The FDASIA Workgroup, a coalition of healthcare stakeholders including members of the mHealth industry, governmental agencies, and patient safety advocates, released its final recommendations to the HIT Policy Committee last week regarding the regulation of the mobile health industry. The workgroup’s report clearly stated that the FDA should hasten the completion of its long-awaited guidance framework, promised in 2011 to a slew of eager developers, manufacturers, and vendors.
At its meeting on September 4, the Health IT Policy Committee, which advises HHS through the ONC, accepted the draft recommendations of the FDASIA and agreed to pass on the information to the FDA, ONC, and FCC for further action. The workgroup’s report states that the “FDA should expedite guidance on HIT software, mobile medical apps and related matters,” and explains that the preliminary report includes “current regulatory frameworks, potential new approaches and deficiencies, ambiguities and duplication in current frameworks,” as well as “what we believe will be helpful to promote innovation in both the short and long term and maintain patient safety.”

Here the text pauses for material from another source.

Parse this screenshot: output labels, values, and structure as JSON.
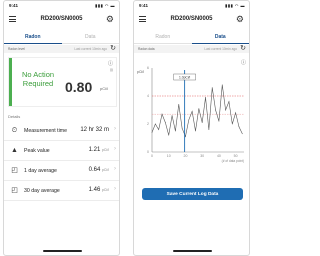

The FDASIA’s recommendations for the regulation of mHealth, home monitoring equipment, and other medical devices includes the suggestion that most health IT devices should not be subject to FDA regulations unless they fall under the specific category of “medical device accessories” or perform certain high-risk functions, including clinical decision support, that should be under government oversight. The workgroup notes that the FDA should take a collaborative approach for post-market surveillance that includes stakeholder input and cooperation with other federal agencies.
The committee also proposes that the FDA periodically review its frameworks and rulings as technology advances and products change in function and scope, as well as encouraging the Agency to establish a firmer line between “wellness” products and more clinically rigorous apps and devices.
“It is incredibly important for companies to understand if their app will not be regulated,” states a position paper from the mHealth Regulatory Coalition (MRC) urging the FDA to speed the release of official regulatory guidance. “Right now, many companies are sitting on the sidelines and not developing higher risk apps because the rules are unclear. They do not want to invest in developing a quality system, taking the time to develop evidence, and submitting that evidence to FDA as needed, if their competition is going to be able to undercut them by not investing in FDA compliance. The final guidance will clarify those higher risk apps that are subject to FDA regulation and help level the playing field for companies in that segment.”